My greatest concern having read the White Paper is the shift of planning powers from local people, and their elected representatives, to the central government – and the top down imposition of restrictions and rules.

The amount of work the proposals will impose on local councils will be overwhelming when the staffing has been cut so drastically. The planning service could be delivered faster if the cutbacks were reversed.

Without adequate staff who is going to prepare new local plans in 30 months – a process which currently takes seven years?

The White Paper proposes that the government will zone areas of land for: substantial growth, renewal, or protection but local councils will not be able to debate the principles of the schemes. All planning policy will be decided nationally.

Section 106 agreements, under which developers currently contribute substantial sums of money to councils for affordable housing, schools, roads etc. (£4.7 billion last year in England alone) will be scrapped. Councils will have to borrow money

to pay for these facilities in the hope of receiving recompense from a central fund.

All planning policy will be decided nationally, and housing targets imposed from Whitehall.

Councils will not be able to decide on plans with their neighbouring district councils as is currently the case within Gloucestershire.

The amount of development which can be done without planning permission will be increased.

There will be less say for local elected councillors on individual planning applications because of rules set by the government.

All these proposed changes are undesirable and should not form any part of new planning law.

The White Paper’s concentration on the needs of private house builders will not deliver houses of the type the nation most urgently requires – social housing  for those whose incomes and insecure employment mean that they will never qualify for a mortgage.

There is currently planning permission for a million homes, which have not been built, and 500,000 areas of brownfield land lie undeveloped.

Surprisingly, the White Paper gives very little regard to the major issues of biodiversity, energy conservation and climate change in any meaningful way.
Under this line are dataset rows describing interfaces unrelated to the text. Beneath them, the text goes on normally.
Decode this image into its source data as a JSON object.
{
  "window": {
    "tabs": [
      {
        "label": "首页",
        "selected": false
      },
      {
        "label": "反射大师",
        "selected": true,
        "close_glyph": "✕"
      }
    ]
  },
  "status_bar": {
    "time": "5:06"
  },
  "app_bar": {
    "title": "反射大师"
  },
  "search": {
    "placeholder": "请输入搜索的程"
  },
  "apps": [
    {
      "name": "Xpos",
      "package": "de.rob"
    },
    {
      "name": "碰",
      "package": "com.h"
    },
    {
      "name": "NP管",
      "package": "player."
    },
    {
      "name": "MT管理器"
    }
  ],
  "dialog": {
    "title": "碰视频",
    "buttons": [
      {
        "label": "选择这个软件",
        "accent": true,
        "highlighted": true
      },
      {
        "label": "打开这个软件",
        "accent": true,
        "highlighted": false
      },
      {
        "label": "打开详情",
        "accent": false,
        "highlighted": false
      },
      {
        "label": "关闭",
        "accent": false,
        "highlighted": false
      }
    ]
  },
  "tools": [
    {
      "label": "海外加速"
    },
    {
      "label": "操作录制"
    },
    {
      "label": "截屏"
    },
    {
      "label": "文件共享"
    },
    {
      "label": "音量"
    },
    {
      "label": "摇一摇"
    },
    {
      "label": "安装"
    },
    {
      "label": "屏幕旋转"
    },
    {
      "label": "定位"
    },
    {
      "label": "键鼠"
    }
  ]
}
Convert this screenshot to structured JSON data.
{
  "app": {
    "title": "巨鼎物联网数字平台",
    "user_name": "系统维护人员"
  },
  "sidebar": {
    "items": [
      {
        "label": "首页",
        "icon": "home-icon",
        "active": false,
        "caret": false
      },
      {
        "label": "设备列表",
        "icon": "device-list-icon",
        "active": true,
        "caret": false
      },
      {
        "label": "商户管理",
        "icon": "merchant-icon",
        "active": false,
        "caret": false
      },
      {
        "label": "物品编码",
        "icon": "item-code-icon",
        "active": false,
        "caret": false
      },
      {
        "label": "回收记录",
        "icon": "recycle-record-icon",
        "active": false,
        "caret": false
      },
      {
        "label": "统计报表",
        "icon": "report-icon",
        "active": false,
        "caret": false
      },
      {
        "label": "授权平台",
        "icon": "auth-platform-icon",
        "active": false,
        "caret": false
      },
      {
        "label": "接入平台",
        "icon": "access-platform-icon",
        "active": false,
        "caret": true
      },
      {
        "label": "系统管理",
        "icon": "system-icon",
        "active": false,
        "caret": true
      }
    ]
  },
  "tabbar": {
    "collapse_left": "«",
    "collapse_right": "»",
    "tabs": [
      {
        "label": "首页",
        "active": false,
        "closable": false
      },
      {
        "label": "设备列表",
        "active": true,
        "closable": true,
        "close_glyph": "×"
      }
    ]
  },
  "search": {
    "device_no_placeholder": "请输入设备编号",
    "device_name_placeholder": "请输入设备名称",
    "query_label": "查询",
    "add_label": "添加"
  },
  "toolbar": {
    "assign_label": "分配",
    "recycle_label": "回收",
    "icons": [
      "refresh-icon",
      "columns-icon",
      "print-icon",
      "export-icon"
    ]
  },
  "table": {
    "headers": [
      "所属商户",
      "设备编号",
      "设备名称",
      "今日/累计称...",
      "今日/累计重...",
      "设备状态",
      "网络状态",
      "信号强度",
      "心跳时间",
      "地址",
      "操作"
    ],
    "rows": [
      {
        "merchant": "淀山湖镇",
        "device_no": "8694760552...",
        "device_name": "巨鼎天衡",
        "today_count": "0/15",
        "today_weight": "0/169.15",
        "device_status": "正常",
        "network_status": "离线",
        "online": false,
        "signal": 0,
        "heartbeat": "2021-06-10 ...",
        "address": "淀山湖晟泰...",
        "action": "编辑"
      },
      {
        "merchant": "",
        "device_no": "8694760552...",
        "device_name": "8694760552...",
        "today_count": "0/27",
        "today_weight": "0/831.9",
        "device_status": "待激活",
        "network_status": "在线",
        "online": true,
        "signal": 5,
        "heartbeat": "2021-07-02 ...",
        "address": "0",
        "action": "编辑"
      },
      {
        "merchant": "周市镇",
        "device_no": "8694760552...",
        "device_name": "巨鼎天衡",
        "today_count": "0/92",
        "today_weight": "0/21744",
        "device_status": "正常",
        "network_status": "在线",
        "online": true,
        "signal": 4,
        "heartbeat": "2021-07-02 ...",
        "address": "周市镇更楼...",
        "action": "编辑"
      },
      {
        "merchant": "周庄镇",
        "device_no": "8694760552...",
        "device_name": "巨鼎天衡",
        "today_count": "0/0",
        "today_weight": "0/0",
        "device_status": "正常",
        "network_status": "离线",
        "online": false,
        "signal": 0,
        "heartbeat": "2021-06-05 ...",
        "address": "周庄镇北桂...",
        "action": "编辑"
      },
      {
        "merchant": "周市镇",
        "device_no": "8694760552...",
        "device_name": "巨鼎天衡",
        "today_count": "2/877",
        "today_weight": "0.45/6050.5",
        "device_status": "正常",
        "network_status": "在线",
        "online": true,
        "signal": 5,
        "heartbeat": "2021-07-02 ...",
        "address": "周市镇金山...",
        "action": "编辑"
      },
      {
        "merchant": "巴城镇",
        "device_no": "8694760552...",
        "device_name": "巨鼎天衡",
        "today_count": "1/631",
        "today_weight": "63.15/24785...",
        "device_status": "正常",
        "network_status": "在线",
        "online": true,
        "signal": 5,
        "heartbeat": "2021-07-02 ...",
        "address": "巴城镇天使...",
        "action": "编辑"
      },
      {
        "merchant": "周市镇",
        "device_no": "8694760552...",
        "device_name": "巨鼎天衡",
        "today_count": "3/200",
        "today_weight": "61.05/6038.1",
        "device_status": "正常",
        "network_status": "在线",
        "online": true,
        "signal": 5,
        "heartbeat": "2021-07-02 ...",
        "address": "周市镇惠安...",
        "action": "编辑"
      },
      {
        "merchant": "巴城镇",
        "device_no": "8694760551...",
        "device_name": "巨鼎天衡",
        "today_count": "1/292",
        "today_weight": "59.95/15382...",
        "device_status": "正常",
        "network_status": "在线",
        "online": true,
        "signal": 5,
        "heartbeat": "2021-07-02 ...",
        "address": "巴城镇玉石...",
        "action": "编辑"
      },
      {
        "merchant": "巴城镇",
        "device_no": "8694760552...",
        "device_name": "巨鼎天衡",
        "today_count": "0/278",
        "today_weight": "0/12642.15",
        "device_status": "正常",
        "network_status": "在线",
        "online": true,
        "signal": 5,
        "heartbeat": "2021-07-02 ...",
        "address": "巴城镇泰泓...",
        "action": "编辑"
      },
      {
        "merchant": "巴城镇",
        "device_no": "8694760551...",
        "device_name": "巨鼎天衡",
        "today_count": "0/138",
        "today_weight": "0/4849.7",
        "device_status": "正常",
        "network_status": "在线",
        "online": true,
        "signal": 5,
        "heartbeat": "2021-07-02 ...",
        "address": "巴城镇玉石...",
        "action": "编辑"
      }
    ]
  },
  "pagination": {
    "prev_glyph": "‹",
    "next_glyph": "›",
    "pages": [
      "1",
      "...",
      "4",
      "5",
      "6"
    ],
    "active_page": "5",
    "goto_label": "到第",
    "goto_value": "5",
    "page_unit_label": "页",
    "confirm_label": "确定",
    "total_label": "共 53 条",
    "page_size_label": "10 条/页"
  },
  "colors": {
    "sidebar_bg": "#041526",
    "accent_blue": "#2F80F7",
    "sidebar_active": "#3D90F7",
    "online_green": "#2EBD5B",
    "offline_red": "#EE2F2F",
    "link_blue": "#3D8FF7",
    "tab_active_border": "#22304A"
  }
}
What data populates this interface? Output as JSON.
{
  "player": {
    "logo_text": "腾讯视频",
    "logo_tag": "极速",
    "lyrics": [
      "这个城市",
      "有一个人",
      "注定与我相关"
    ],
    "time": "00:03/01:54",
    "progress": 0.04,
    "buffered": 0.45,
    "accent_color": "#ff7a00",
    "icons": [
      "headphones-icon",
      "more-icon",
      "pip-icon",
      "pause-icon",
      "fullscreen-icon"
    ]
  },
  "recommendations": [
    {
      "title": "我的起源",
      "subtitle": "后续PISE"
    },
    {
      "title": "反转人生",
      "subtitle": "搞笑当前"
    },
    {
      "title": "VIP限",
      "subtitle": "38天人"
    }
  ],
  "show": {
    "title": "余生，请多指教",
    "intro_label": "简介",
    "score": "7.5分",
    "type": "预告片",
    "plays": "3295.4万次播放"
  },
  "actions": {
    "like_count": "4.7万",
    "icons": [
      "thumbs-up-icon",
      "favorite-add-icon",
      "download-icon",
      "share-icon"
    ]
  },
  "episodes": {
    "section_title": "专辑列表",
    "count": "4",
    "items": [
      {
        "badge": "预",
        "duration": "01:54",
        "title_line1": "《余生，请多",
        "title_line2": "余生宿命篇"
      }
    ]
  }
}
The emphasis on good design is to be welcomed. While there will still be listed buildings and conservation areas in the government’s proposals, buildings of historic and architectural worth outside conservation areas, are not mentioned.